▸ **Problem details**:
For each line below that includes the string "icon", show the whole line.
#### Given entries
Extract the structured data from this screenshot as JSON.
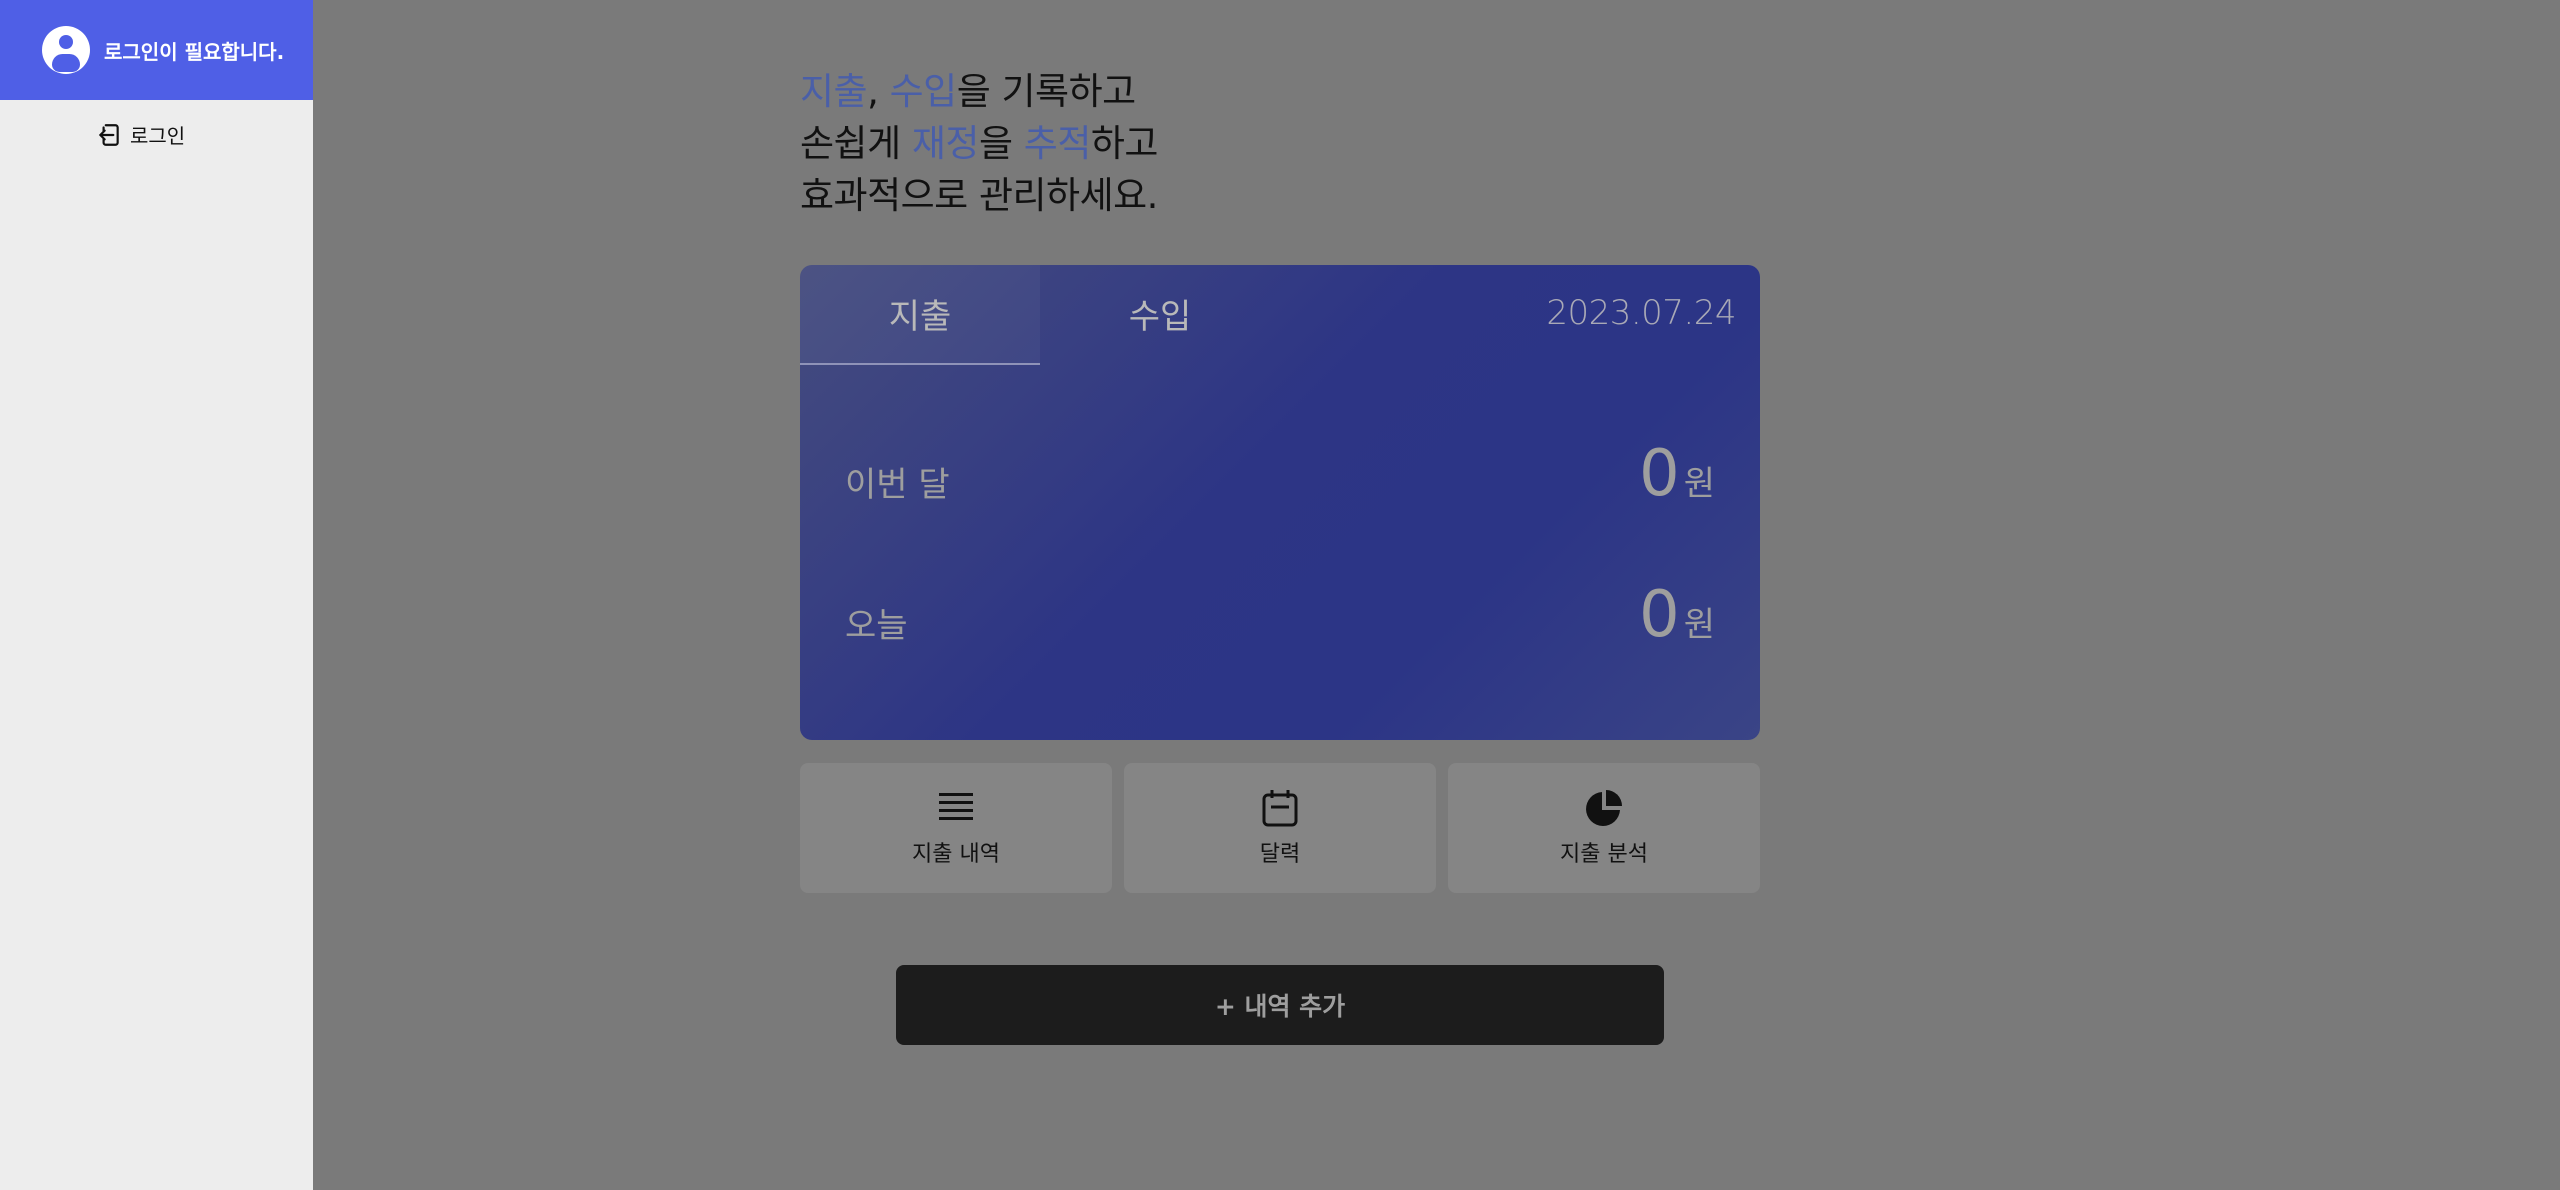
{
  "sidebar": {
    "login_needed": "로그인이 필요합니다.",
    "login_label": "로그인"
  },
  "headline": {
    "line1": [
      "지출",
      ", ",
      "수입",
      "을 기록하고"
    ],
    "line2": [
      "손쉽게 ",
      "재정",
      "을 ",
      "추적",
      "하고"
    ],
    "line3": "효과적으로 관리하세요."
  },
  "card": {
    "tab_expense": "지출",
    "tab_income": "수입",
    "date": "2023.07.24",
    "rows": [
      {
        "label": "이번 달",
        "value": "0",
        "unit": "원"
      },
      {
        "label": "오늘",
        "value": "0",
        "unit": "원"
      }
    ]
  },
  "quick": [
    {
      "label": "지출 내역",
      "icon": "list-icon"
    },
    {
      "label": "달력",
      "icon": "calendar-icon"
    },
    {
      "label": "지출 분석",
      "icon": "pie-chart-icon"
    }
  ],
  "add_button": "+ 내역 추가",
  "colors": {
    "accent": "#4f5fe6",
    "highlight": "#4a5fa8",
    "card_bg": "#2d3585"
  }
}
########
▸ **Exercise output**:
      "icon": "list-icon"
      "icon": "calendar-icon"
      "icon": "pie-chart-icon"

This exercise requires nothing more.